EVASION SCORE is an ongoing project that investigates relationships between the voice, technological surveillance, and the politicisation and militarisation of words and phrases in everyday speech.
In 1997, the Linguistic Data Consortium called for native English speaking members of the U.S. public to participate in an early project on Large Vocabulary Conversational Speech Recognition (LVCSR), sponsored by the Department of Defense. Speakers were sourced via the internet, publications (advertisements), and personal contacts. The LDC collected and transcribed 120 unscripted 30-minute telephone conversations. Most participants called family members or close friends. The participants were made aware that their telephone call would be recorded, as were the call recipients. The call was allowed only if both parties agreed to being recorded. Upon successful completion of the call, the caller was paid $20 (in addition to the call being toll-free). The resulting corpus of conversational speech was an early milestone in developing the natural language processing, machine learning and artificial intelligence technologies we are familiar with today.

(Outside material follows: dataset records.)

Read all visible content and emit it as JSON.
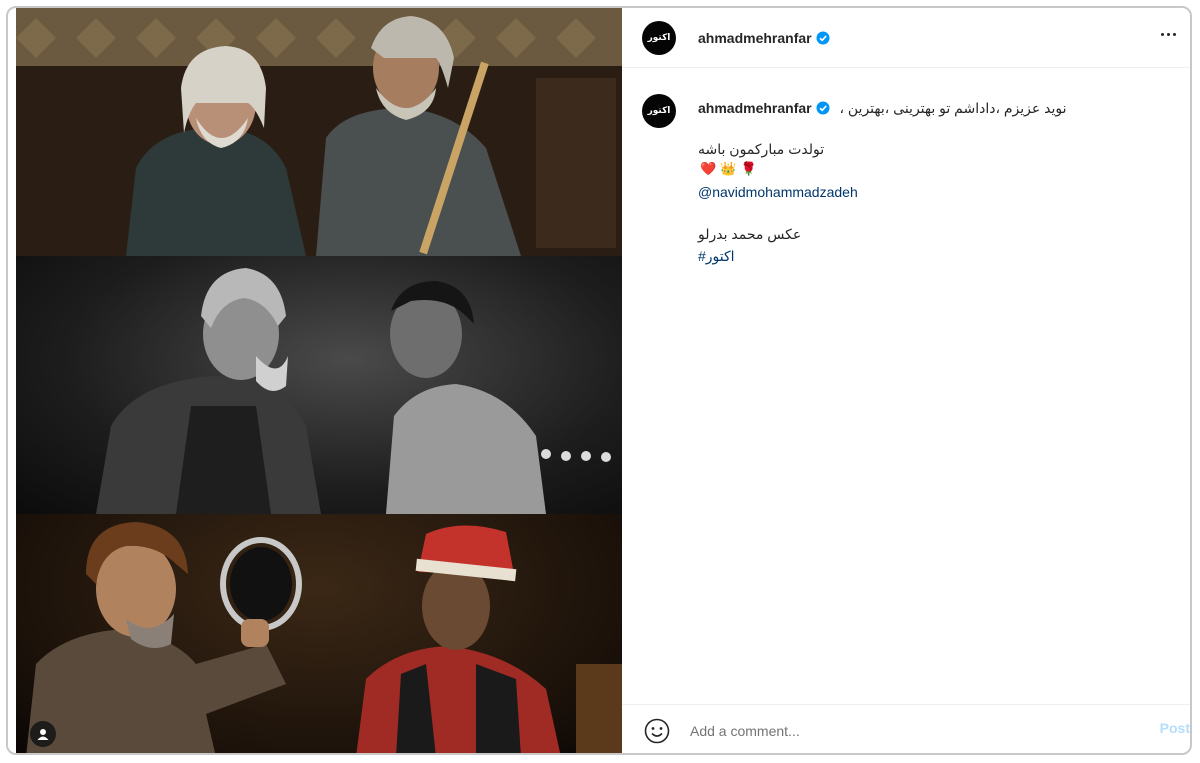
{
  "post": {
    "username": "ahmadmehranfar",
    "avatar_text": "اکتور",
    "verified": true,
    "caption": {
      "line1": "نوید عزیزم ،داداشم تو بهترینی ،بهترین ،",
      "line2": "تولدت مبارکمون باشه",
      "emojis": "❤️ 👑 🌹",
      "mention": "@navidmohammadzadeh",
      "line4": "عکس محمد بدرلو",
      "hashtag": "اکتور#"
    }
  },
  "comment": {
    "placeholder": "Add a comment...",
    "post_label": "Post"
  },
  "icons": {
    "verified": "verified-badge-icon",
    "more": "more-options-icon",
    "emoji": "emoji-smiley-icon",
    "tagged_user": "tagged-user-icon"
  },
  "colors": {
    "verified": "#0095f6",
    "post_disabled": "#b2dffc",
    "mention": "#00376b"
  }
}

For 'Evasion Score 3: CallHome', I acquired and downloaded the recordings and transcriptions from the CallHome English speaking corpus. The conversations are banal and often intimate, and I have selected excerpts that reveal important and poignant information about the participants' lives, emotional states, hopes, desires and daily activities.
I have devleoped a register of vocal techniques designed to render specific words and phrases unintelligible to machines that can now listen (thanks to the very utterances of these words 20 years ago), such as domestic smart speakers, smart phones and other speech recognition devices.
The score proposes a way to re-perfrom these everyday conversations within the context of contemporary surveillance capitalism.